Task material START

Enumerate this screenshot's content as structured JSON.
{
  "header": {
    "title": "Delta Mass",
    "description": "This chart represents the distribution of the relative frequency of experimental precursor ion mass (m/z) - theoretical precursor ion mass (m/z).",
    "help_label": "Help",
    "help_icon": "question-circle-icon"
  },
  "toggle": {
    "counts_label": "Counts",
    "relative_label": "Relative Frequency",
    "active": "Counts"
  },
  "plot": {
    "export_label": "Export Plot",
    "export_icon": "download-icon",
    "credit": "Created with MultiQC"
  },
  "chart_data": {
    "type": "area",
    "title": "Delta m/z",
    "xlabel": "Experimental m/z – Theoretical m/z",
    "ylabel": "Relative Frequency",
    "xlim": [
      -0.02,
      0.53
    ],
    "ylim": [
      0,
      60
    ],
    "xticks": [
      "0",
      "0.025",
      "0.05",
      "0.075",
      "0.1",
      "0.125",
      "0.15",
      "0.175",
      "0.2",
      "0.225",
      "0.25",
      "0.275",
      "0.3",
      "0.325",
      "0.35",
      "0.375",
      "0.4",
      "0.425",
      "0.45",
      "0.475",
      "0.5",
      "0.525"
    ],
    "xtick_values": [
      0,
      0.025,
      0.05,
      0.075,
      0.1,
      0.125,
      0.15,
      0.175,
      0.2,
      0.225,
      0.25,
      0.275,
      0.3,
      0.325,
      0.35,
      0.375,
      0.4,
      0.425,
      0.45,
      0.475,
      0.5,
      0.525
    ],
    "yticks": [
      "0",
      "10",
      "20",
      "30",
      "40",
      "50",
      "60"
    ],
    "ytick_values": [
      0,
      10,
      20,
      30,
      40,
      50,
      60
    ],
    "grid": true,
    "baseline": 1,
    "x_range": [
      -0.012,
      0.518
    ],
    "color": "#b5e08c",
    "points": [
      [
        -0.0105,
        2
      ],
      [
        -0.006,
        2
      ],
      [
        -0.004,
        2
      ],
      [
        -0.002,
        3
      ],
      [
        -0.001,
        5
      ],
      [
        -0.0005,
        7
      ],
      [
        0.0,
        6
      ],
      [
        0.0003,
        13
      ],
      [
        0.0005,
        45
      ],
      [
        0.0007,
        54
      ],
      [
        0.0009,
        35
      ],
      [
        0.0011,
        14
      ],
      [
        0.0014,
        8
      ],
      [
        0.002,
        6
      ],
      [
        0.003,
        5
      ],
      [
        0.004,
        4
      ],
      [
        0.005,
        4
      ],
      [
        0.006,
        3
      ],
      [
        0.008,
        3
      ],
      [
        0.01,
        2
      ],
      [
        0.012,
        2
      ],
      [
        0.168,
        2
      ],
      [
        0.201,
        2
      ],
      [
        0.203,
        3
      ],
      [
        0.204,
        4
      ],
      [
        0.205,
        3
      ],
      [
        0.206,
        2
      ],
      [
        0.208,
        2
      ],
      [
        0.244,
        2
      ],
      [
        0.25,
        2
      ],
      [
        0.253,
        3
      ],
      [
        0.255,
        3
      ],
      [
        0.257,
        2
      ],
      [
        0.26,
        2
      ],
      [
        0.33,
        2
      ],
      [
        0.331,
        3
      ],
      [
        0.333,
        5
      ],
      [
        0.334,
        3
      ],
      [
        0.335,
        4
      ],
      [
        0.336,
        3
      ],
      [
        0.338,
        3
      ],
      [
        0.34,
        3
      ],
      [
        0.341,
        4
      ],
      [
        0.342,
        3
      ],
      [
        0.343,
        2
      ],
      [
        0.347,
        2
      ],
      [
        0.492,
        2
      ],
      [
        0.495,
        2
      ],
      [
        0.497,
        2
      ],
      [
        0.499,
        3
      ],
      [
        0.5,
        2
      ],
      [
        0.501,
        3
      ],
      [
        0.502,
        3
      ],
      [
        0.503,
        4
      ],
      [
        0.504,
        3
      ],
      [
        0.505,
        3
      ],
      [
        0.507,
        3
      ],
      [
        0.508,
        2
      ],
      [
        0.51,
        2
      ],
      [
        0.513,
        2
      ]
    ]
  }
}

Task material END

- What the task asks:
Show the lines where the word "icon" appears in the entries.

- Answer to this task:
    "help_icon": "question-circle-icon"
    "export_icon": "download-icon",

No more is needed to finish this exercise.